Even though I lived in South Philadelphia for the first twenty three years of my life, I have to admit that I had never seen the entire original Rocky movie.
Before you point fingers, please know that I did see my fair share of Rocky movies in the theater; I saw Rocky III and IV at the Colonial Theater on Moyamensing Avenue.
(At the end of the those movies, I remember my sneakers sticking to the floor as I walked over to the pay phone, inserted a dime and called my mother to pick up my friends and me.)
Here are my excuses for not seeing the original Rocky:
- The movie was released in 1976 and I was five years old.
- Even though I was a tomboy (only 1 of 2 girls on my PAL baseball team), I wasn’t into boxing movies. Instead of seeing Rocky II, I opted for Benji and Xanadu.
- I could have watched Rocky on cable, but my parents wouldn’t let us get cable. They *claimed* that we couldn’t get cable on our side of Broad Street. I think they were just lying. They didn’t want my sister or me to watch MTV.
On March 10, 2014, however, I was lucky enough to attend an event at the Philadelphia Museum of Art to celebrate the release of a newly remastered Blu-Ray of Rocky. The event included the film’s director, John G. Avildsen, as well as the host of the evening, local 94 W.I.P. sportscaster, Anthony Gargano (Cuz). The attendees were treated to a screening of the remastered film and I was transported.
Rocky is arguably the quintessential South Philly Story. Moviegoers in 1976 watched the heartsick heavyweight woo a shy shop girl, celebrated when the tenacious trainer agreed to take Balboa under his wing, and cheered when Rocky achieved his goal of going the distance in the ring.
Rather than the bulked-up, hyper stylized Rockys that proceeded, this first foray into South Philly (and Kensington) is a sincere, funny chronicle of life in the city for a fighter with lots of heart.
To me, this is the movie’s turning point. Mickey, the acerbic manager agrees to train the “bum from the neighborhood.” Mr. Avildsen revealed that Rocky’s monologue was completely improvised by Stallone, only to realize that the cameraman had run out of film during his speech.
They did the take again, and Stallone recited the monologue ad lib. At the end of the scene, the piano hints at Bill Conti’s iconic theme with the El framing the city’s gritty rhythm.
If I saw “Rocky” as a kid I would’ve been distracted by the bloody fight scenes and grossed out when Rocky swallowed down all those raw eggs.
I’m glad I saw the movie as an adult.
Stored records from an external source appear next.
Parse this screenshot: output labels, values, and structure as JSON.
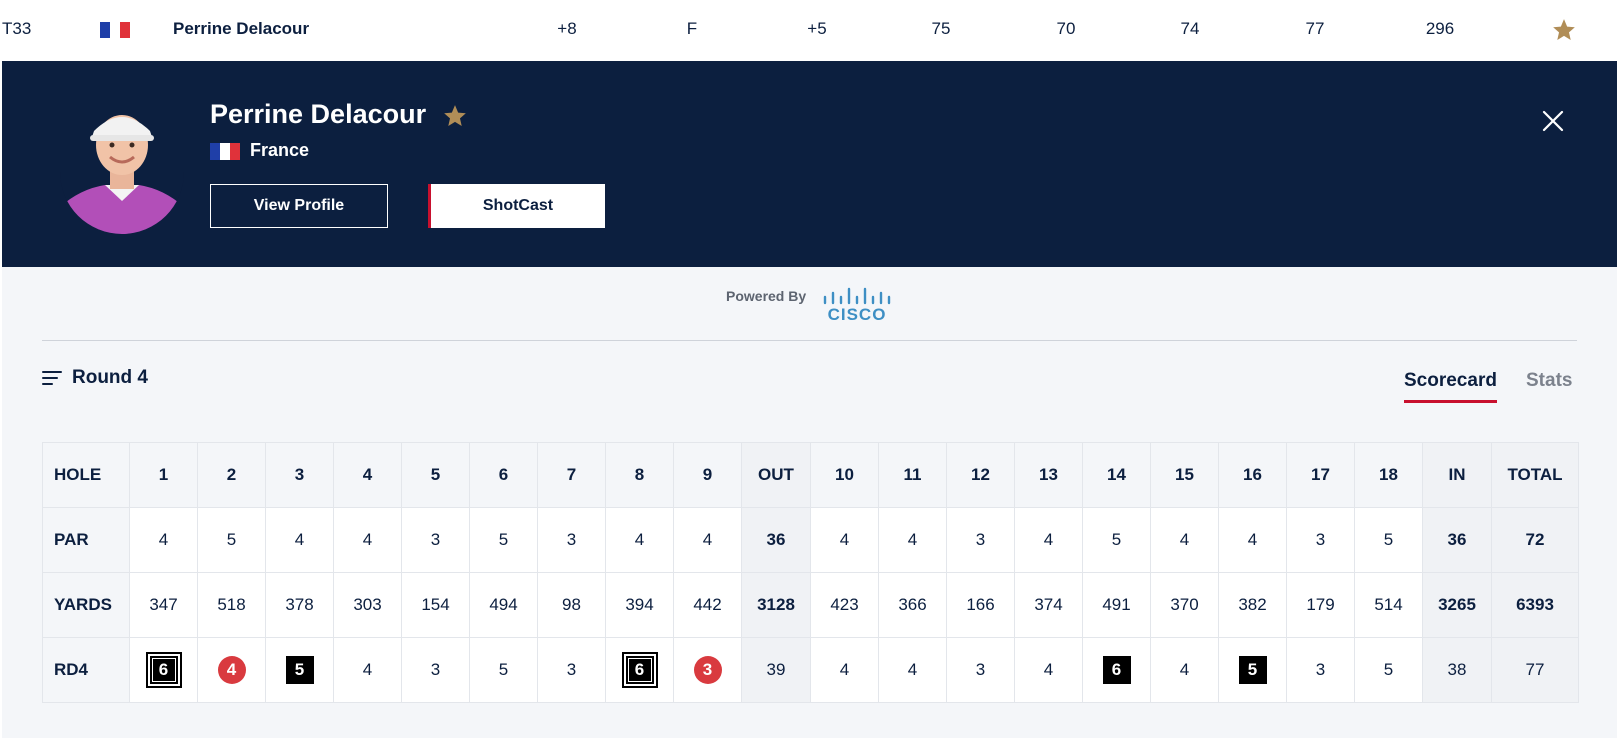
{
  "leaderboard_row": {
    "position": "T33",
    "player": "Perrine Delacour",
    "to_par": "+8",
    "thru": "F",
    "today": "+5",
    "r1": "75",
    "r2": "70",
    "r3": "74",
    "r4": "77",
    "total": "296"
  },
  "player_panel": {
    "name": "Perrine Delacour",
    "country": "France",
    "view_profile_label": "View Profile",
    "shotcast_label": "ShotCast"
  },
  "sponsor": {
    "powered_by": "Powered By",
    "brand": "CISCO"
  },
  "round_selector": {
    "label": "Round 4"
  },
  "tabs": {
    "scorecard": "Scorecard",
    "stats": "Stats"
  },
  "scorecard": {
    "row_labels": {
      "hole": "HOLE",
      "par": "PAR",
      "yards": "YARDS",
      "round": "RD4"
    },
    "holes": [
      "1",
      "2",
      "3",
      "4",
      "5",
      "6",
      "7",
      "8",
      "9",
      "OUT",
      "10",
      "11",
      "12",
      "13",
      "14",
      "15",
      "16",
      "17",
      "18",
      "IN",
      "TOTAL"
    ],
    "par": [
      "4",
      "5",
      "4",
      "4",
      "3",
      "5",
      "3",
      "4",
      "4",
      "36",
      "4",
      "4",
      "3",
      "4",
      "5",
      "4",
      "4",
      "3",
      "5",
      "36",
      "72"
    ],
    "yards": [
      "347",
      "518",
      "378",
      "303",
      "154",
      "494",
      "98",
      "394",
      "442",
      "3128",
      "423",
      "366",
      "166",
      "374",
      "491",
      "370",
      "382",
      "179",
      "514",
      "3265",
      "6393"
    ],
    "rd4": [
      "6",
      "4",
      "5",
      "4",
      "3",
      "5",
      "3",
      "6",
      "3",
      "39",
      "4",
      "4",
      "3",
      "4",
      "6",
      "4",
      "5",
      "3",
      "5",
      "38",
      "77"
    ],
    "rd4_marks": [
      "dbl",
      "birdie",
      "bogey",
      "",
      "",
      "",
      "",
      "dbl",
      "birdie",
      "",
      "",
      "",
      "",
      "",
      "bogey",
      "",
      "bogey",
      "",
      "",
      "",
      ""
    ]
  },
  "colors": {
    "navy": "#0c1f3f",
    "accent_red": "#c8102e",
    "birdie_red": "#d93a3f",
    "gold_star": "#b08d57",
    "cisco_blue": "#3e8fc4"
  }
}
I loved the humor, the gentle romance and how it speaks to the underdog in all of us. It took me back to my old neighborhood in its glory days, and for that, I’m grateful.
What are your thoughts on the original Rocky? How many times have you seen it and what are your favorite parts?